Your task: Only the text of the records, copied exactly, is wanted; no pictures.

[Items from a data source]
·····
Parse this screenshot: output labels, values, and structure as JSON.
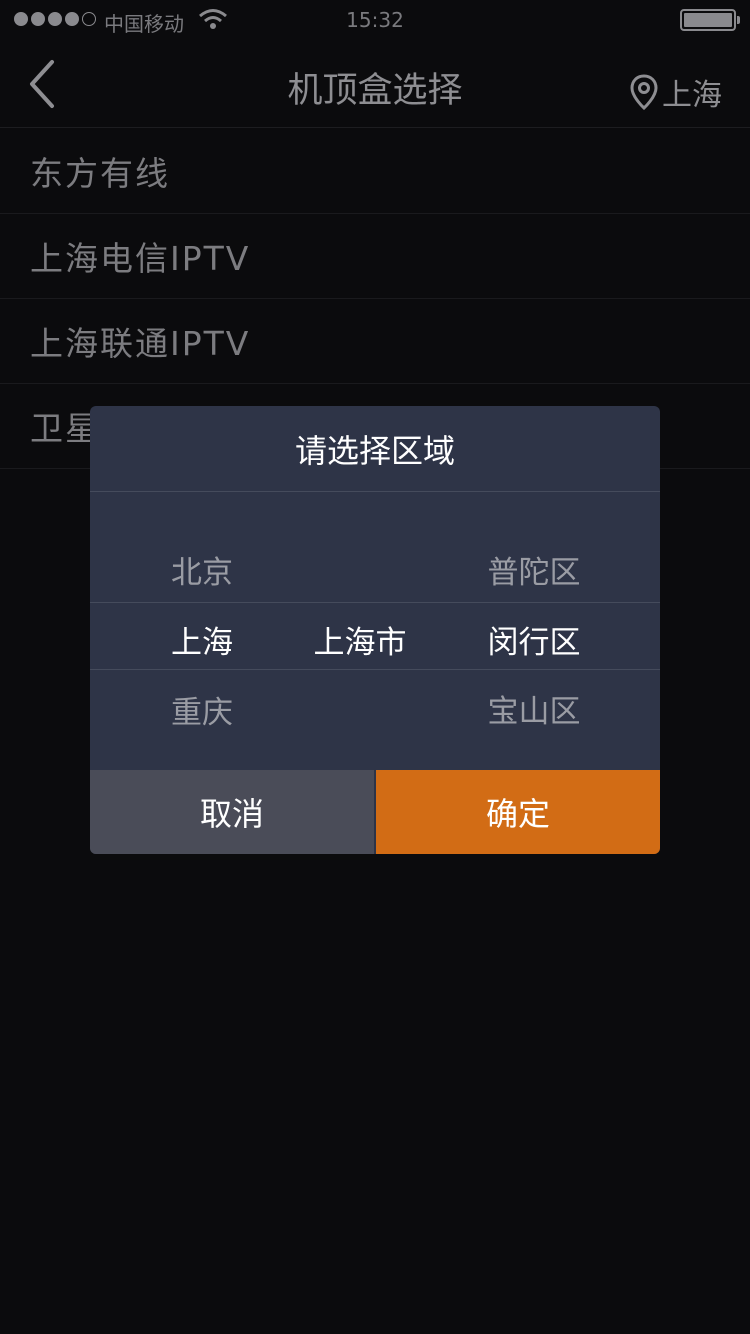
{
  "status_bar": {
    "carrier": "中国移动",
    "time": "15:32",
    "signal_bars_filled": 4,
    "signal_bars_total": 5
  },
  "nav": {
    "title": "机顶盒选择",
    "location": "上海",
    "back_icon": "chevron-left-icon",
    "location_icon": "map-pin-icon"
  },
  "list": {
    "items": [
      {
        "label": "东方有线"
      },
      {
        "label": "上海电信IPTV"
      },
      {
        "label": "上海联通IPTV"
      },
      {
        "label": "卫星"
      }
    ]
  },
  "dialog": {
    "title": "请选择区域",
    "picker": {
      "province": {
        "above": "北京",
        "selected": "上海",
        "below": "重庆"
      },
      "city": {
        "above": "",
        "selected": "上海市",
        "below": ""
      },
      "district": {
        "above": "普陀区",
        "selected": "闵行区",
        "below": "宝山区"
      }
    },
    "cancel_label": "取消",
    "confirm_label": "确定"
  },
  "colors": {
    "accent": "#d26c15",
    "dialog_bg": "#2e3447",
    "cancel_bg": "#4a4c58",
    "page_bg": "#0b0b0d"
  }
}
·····
Reply:
Parse this screenshot: output labels, values, and structure as JSON.
{
  "status_bar": {
    "carrier": "中国移动",
    "time": "15:32",
    "signal_bars_filled": 4,
    "signal_bars_total": 5
  },
  "nav": {
    "title": "机顶盒选择",
    "location": "上海",
    "back_icon": "chevron-left-icon",
    "location_icon": "map-pin-icon"
  },
  "list": {
    "items": [
      {
        "label": "东方有线"
      },
      {
        "label": "上海电信IPTV"
      },
      {
        "label": "上海联通IPTV"
      },
      {
        "label": "卫星"
      }
    ]
  },
  "dialog": {
    "title": "请选择区域",
    "picker": {
      "province": {
        "above": "北京",
        "selected": "上海",
        "below": "重庆"
      },
      "city": {
        "above": "",
        "selected": "上海市",
        "below": ""
      },
      "district": {
        "above": "普陀区",
        "selected": "闵行区",
        "below": "宝山区"
      }
    },
    "cancel_label": "取消",
    "confirm_label": "确定"
  },
  "colors": {
    "accent": "#d26c15",
    "dialog_bg": "#2e3447",
    "cancel_bg": "#4a4c58",
    "page_bg": "#0b0b0d"
  }
}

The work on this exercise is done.